Anyway, your examples are a bit awkward, and not very natural, although they would be understood. I would say if it's possible, then rewording is the way to deal with dangling prepositions.
Try this instead
Enter a number to calculate the square root that you need.
It is not universally agreed by grammarians that there should be a 'rule' about not ending a sentence with a proposition. Even if there is, it is often ignored or relaxed in modern times for informal communications. In emails, text messages, and notes to friends, it's perfectly fine.

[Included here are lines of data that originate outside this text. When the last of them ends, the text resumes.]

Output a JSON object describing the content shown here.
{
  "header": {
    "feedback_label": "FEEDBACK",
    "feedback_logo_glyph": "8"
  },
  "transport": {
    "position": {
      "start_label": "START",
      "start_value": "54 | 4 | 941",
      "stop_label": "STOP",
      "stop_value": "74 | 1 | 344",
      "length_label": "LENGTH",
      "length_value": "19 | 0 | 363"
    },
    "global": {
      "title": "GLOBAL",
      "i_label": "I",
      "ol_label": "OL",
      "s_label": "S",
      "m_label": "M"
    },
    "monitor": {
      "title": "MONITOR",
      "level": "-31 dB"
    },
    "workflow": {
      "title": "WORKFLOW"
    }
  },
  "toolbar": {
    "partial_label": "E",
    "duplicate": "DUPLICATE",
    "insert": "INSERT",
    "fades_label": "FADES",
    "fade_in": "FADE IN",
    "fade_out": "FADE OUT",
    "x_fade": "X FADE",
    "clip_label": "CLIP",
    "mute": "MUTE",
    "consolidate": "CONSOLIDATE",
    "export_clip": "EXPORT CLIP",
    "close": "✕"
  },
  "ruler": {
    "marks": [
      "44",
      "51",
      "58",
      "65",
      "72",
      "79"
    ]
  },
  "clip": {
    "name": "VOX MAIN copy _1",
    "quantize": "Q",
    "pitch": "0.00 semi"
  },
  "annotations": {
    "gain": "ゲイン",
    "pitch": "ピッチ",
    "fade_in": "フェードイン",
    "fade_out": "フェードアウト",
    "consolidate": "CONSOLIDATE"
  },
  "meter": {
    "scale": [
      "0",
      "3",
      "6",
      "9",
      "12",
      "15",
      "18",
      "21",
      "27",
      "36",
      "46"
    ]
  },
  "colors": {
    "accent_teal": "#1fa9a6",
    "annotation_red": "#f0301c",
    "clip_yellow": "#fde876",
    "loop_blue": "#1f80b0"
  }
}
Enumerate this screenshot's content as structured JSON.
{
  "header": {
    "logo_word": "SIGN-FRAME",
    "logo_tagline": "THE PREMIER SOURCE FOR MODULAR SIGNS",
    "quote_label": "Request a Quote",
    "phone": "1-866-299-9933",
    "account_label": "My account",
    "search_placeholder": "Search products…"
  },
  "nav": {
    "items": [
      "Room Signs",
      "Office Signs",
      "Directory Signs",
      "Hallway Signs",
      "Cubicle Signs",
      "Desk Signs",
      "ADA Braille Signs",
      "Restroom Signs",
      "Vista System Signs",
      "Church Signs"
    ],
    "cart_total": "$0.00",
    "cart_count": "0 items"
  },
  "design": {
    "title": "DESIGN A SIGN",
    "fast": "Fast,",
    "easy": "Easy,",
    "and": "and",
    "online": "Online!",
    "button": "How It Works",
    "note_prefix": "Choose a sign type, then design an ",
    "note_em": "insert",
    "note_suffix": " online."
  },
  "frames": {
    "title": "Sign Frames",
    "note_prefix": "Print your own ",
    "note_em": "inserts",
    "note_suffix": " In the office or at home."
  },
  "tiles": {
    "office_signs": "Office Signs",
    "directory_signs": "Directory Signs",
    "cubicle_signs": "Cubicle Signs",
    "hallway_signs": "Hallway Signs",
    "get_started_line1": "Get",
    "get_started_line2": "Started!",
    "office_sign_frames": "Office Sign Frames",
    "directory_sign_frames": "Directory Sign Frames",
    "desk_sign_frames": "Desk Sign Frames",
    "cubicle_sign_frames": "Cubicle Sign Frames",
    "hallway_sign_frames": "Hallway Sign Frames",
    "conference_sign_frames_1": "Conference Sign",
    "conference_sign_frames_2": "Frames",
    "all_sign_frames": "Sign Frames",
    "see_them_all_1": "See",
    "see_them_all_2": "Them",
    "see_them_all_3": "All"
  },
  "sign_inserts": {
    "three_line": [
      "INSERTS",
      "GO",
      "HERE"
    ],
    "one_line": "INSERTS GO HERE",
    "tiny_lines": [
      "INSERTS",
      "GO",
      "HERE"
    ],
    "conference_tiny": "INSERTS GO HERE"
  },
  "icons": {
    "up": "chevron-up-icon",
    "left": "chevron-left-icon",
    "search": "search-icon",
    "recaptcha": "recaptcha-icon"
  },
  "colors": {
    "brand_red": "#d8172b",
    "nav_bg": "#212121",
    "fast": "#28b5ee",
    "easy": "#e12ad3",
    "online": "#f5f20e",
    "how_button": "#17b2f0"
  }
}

But if you're writing a research paper or submitting a business proposal and you want to sound very formal, or to avoid upsetting people (or teachers) who support the alleged 'rule', avoid ending sentences with prepositions.
It would appear that some people are determined to hold on to this rule, no matter how many times they are informed that it really isn’t one.
It is often alleged that Winston Churchill said, of the so-called 'rule', something like 'This is the sort of nonsense up with which I will not put', but it has been shown that he almost certainly didn't say it.
Note: enter, not 'entre', and 'the square root'.